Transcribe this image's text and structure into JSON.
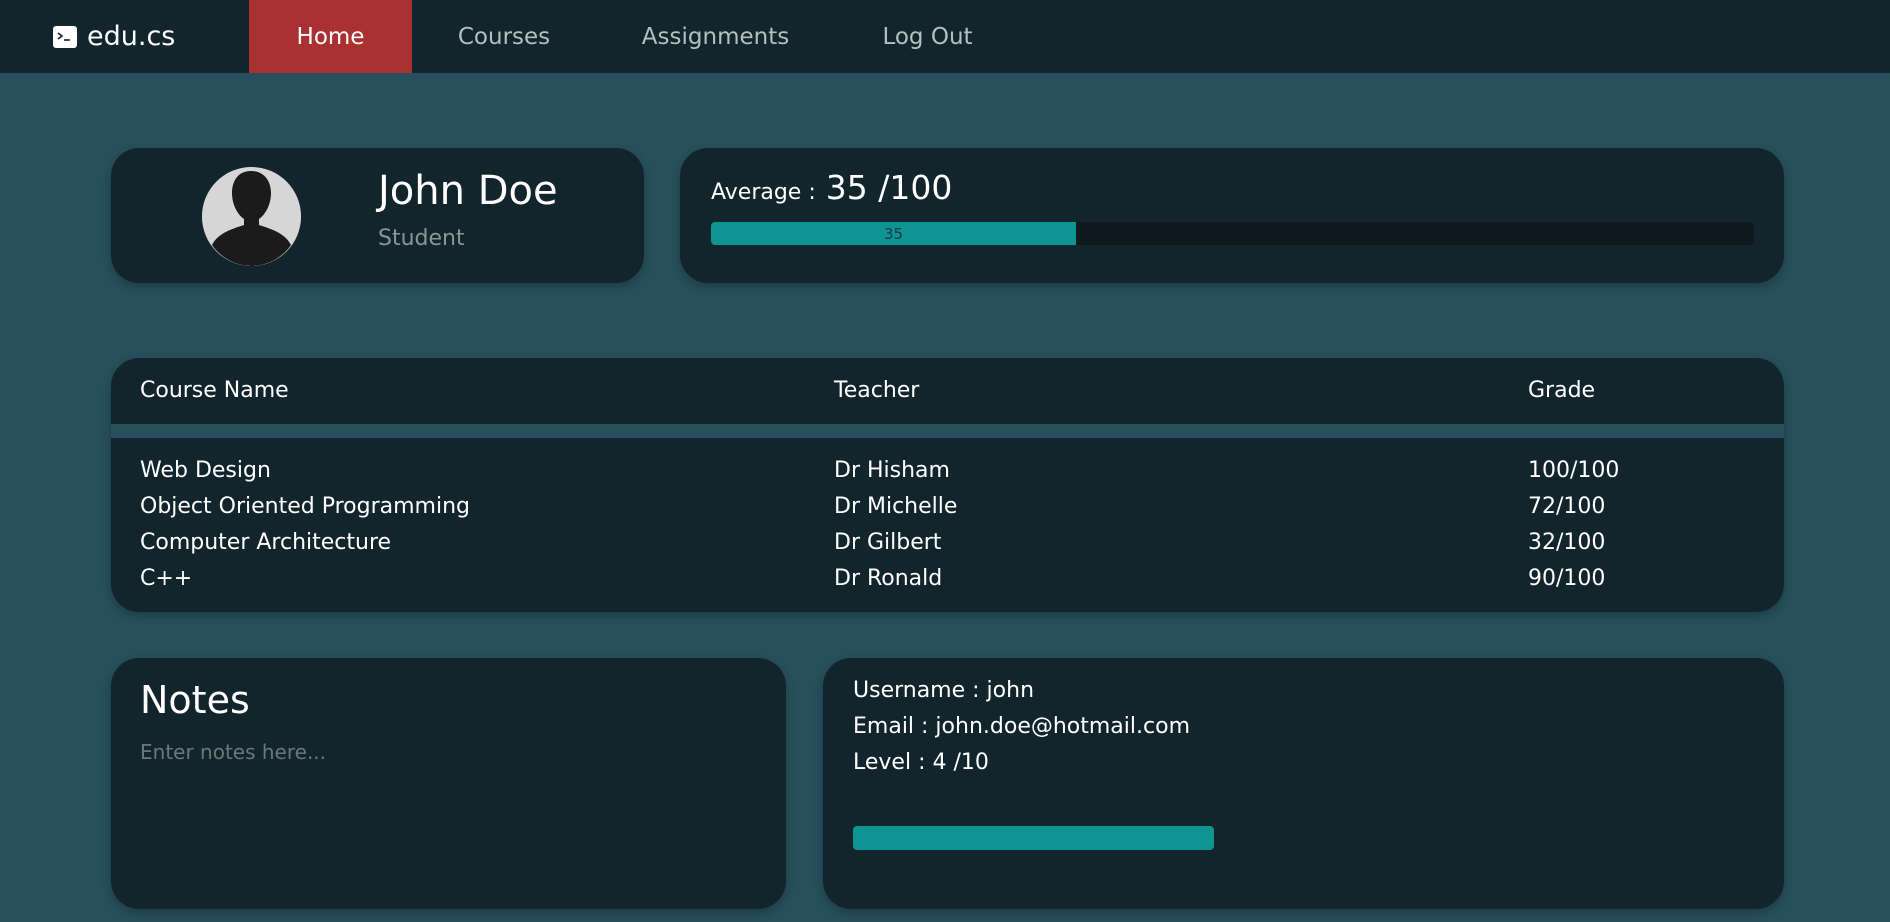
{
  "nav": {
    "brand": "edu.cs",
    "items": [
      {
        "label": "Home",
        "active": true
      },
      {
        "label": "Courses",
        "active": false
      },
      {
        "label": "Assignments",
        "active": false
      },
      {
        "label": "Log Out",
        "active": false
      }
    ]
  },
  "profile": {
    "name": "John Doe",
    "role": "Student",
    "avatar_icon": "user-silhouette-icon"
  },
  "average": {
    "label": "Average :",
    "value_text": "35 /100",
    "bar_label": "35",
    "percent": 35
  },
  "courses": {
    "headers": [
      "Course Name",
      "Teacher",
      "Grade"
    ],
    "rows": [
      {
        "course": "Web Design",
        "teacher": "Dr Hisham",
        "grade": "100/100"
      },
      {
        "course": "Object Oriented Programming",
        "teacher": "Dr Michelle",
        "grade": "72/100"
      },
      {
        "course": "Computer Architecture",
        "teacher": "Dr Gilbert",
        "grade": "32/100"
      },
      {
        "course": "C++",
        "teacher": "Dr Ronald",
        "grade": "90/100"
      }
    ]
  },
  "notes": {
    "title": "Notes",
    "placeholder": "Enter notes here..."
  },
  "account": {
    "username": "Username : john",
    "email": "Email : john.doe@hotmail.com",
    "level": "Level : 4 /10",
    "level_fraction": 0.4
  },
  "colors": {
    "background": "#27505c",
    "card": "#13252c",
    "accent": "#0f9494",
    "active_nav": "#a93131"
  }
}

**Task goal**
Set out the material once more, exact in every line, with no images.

**Final answer**
Transcribe this image's text and structure into JSON.
{
  "nav": {
    "brand": "edu.cs",
    "items": [
      {
        "label": "Home",
        "active": true
      },
      {
        "label": "Courses",
        "active": false
      },
      {
        "label": "Assignments",
        "active": false
      },
      {
        "label": "Log Out",
        "active": false
      }
    ]
  },
  "profile": {
    "name": "John Doe",
    "role": "Student",
    "avatar_icon": "user-silhouette-icon"
  },
  "average": {
    "label": "Average :",
    "value_text": "35 /100",
    "bar_label": "35",
    "percent": 35
  },
  "courses": {
    "headers": [
      "Course Name",
      "Teacher",
      "Grade"
    ],
    "rows": [
      {
        "course": "Web Design",
        "teacher": "Dr Hisham",
        "grade": "100/100"
      },
      {
        "course": "Object Oriented Programming",
        "teacher": "Dr Michelle",
        "grade": "72/100"
      },
      {
        "course": "Computer Architecture",
        "teacher": "Dr Gilbert",
        "grade": "32/100"
      },
      {
        "course": "C++",
        "teacher": "Dr Ronald",
        "grade": "90/100"
      }
    ]
  },
  "notes": {
    "title": "Notes",
    "placeholder": "Enter notes here..."
  },
  "account": {
    "username": "Username : john",
    "email": "Email : john.doe@hotmail.com",
    "level": "Level : 4 /10",
    "level_fraction": 0.4
  },
  "colors": {
    "background": "#27505c",
    "card": "#13252c",
    "accent": "#0f9494",
    "active_nav": "#a93131"
  }
}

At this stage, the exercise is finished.